When the algae inside the coral do not get enough light, they die, leaving bleached white, calcified shells behind. In the “wild,” coral thus act as barometers of distress, being among the first species effected by changes to their environment. As water levels and temperatures rise due to climate change, and as water becomes murkier due to pollution and development, coral are dying at rapid rates, with the loss of reefs affecting marine biodiversity much more broadly. While there are efforts to mitigate the situation—such as growing replacement coral through aquaculture and building artificial reefs through programs like Reef-Ex—these are small-scale in relation to the size of the problem. Scientists predict that most of the world’s reef resources will be lost over the next century, an outcome, according to the International Coral Reef Initiative, that will “seriously affect the lives of 500 million people, of which 30 million are largely dependent on reefs for their livelihoods.”12
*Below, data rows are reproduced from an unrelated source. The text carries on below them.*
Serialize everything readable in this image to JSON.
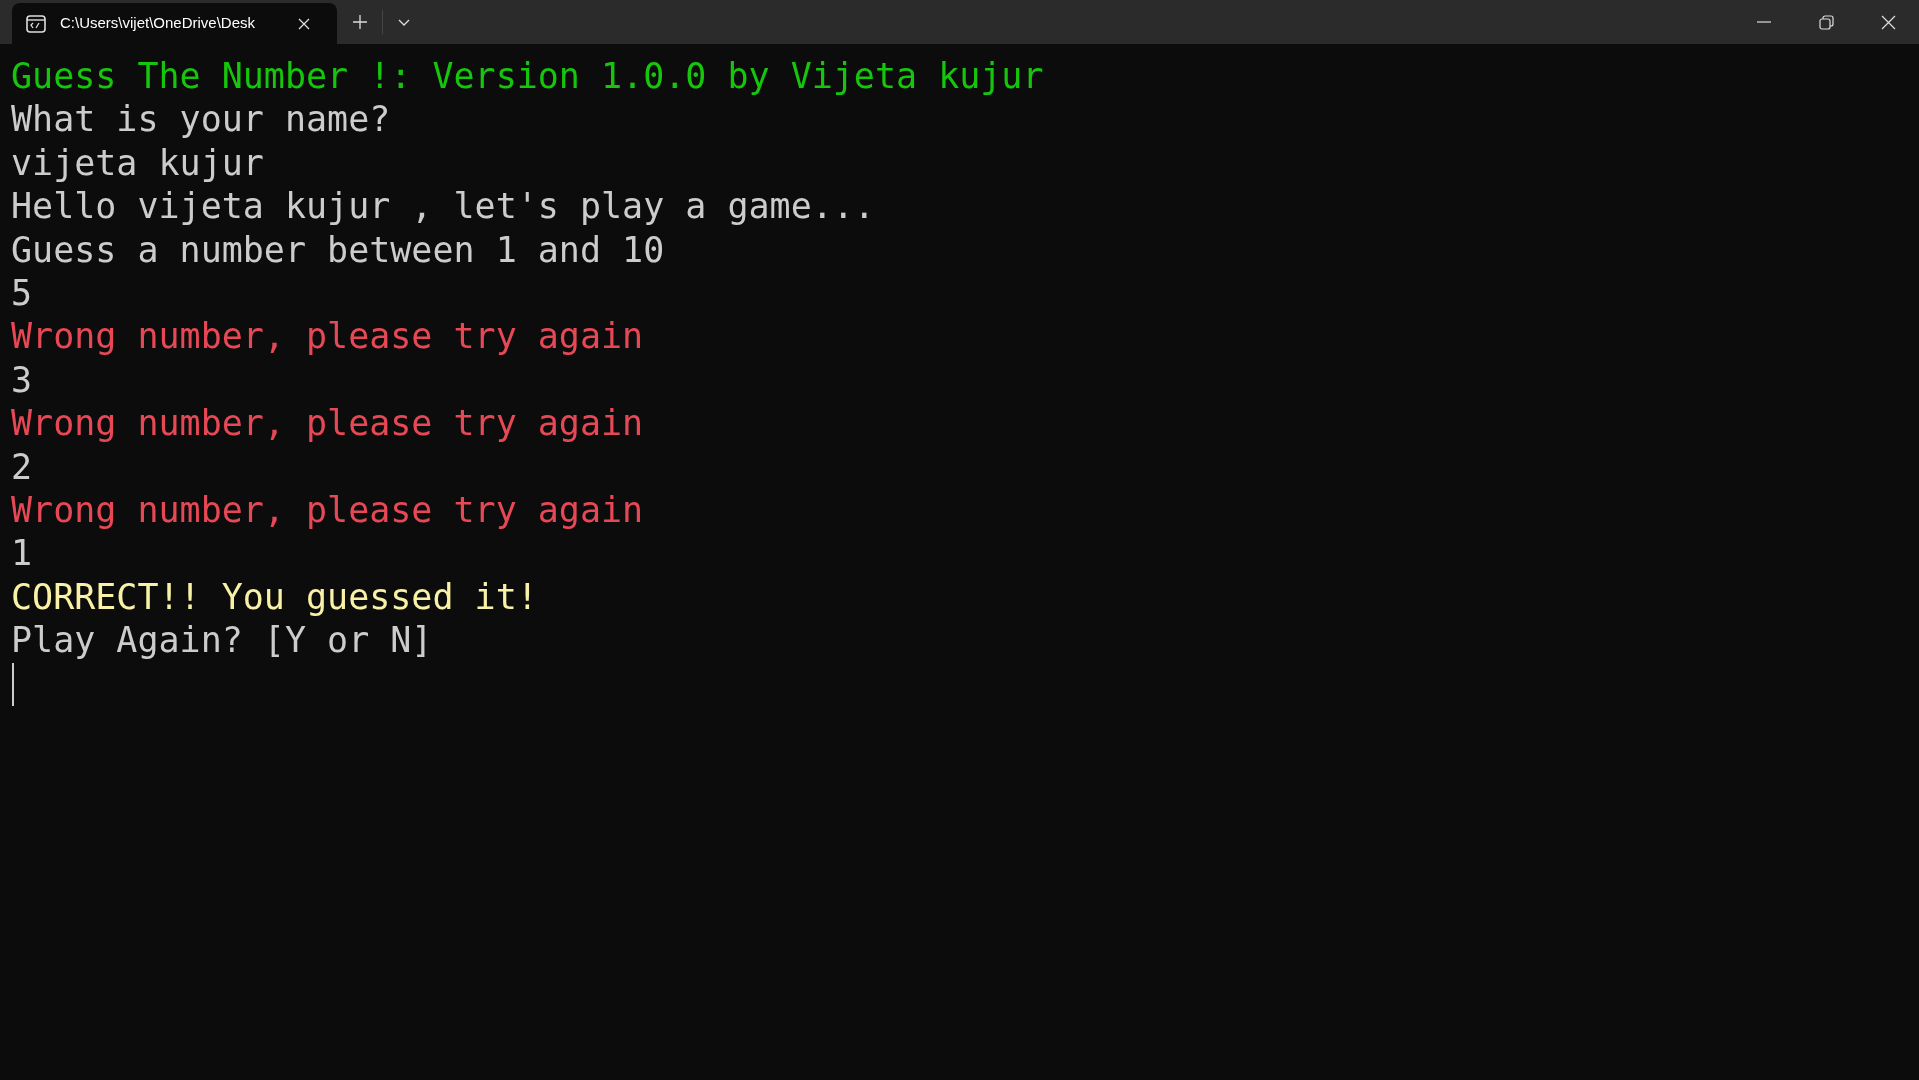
{
  "tab": {
    "title": "C:\\Users\\vijet\\OneDrive\\Desk",
    "selected": true
  },
  "console": [
    {
      "kind": "banner",
      "text": "Guess The Number !: Version 1.0.0 by Vijeta kujur"
    },
    {
      "kind": "output",
      "text": "What is your name?"
    },
    {
      "kind": "input",
      "text": "vijeta kujur"
    },
    {
      "kind": "output",
      "text": "Hello vijeta kujur , let's play a game..."
    },
    {
      "kind": "output",
      "text": "Guess a number between 1 and 10"
    },
    {
      "kind": "input",
      "text": "5"
    },
    {
      "kind": "error",
      "text": "Wrong number, please try again"
    },
    {
      "kind": "input",
      "text": "3"
    },
    {
      "kind": "error",
      "text": "Wrong number, please try again"
    },
    {
      "kind": "input",
      "text": "2"
    },
    {
      "kind": "error",
      "text": "Wrong number, please try again"
    },
    {
      "kind": "input",
      "text": "1"
    },
    {
      "kind": "success",
      "text": "CORRECT!! You guessed it!"
    },
    {
      "kind": "output",
      "text": "Play Again? [Y or N]"
    }
  ]
}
In addition to the many questions it poses, Tank is a meditation on scale: how where we stand has everything to do with what we (are able to) see, and understand, and how this perspective consequently shapes our actions and behavior. As Stewart Brand observes relative to seeing photos of the Earth for the first time, a shift in frame of reference—a significant zoom out, or zoom in—has the potential and the power to change everything.
With Tank, Glenn Kaino, in a sense, brings the ocean into the gallery. Like constructing a scale model, he reduces what is large, so that we can see it, understand it, feel it better. From a distance, the ocean is an abstraction—foreign, distant, and unknowable; tanks and all manner of things can be hidden in it, dumped and forgotten, out of sight, out of mind. Similarly, technological advancements fuel evermore “sophisticated” methods of warfare—with tanks housing vulnerable human bodies replaced by drones and smart bombs that facilitate technologized violence perpetrated at ever-greater distances from sites of conflict with ever-greater abstraction of human targets, like sweeper tentacles getting longer and longer. But here in the gallery, in close proximity to these tiny life forms, this sort of distancing is nearly impossible. As we lean over to peer through the water’s surface down onto Tank’s exquisite coral landscapes, projecting ourselves into them and catching our own reflections, perhaps we might share with the Apollo 8 astronauts a heightened empathy and a desire to protect a rare and precarious home.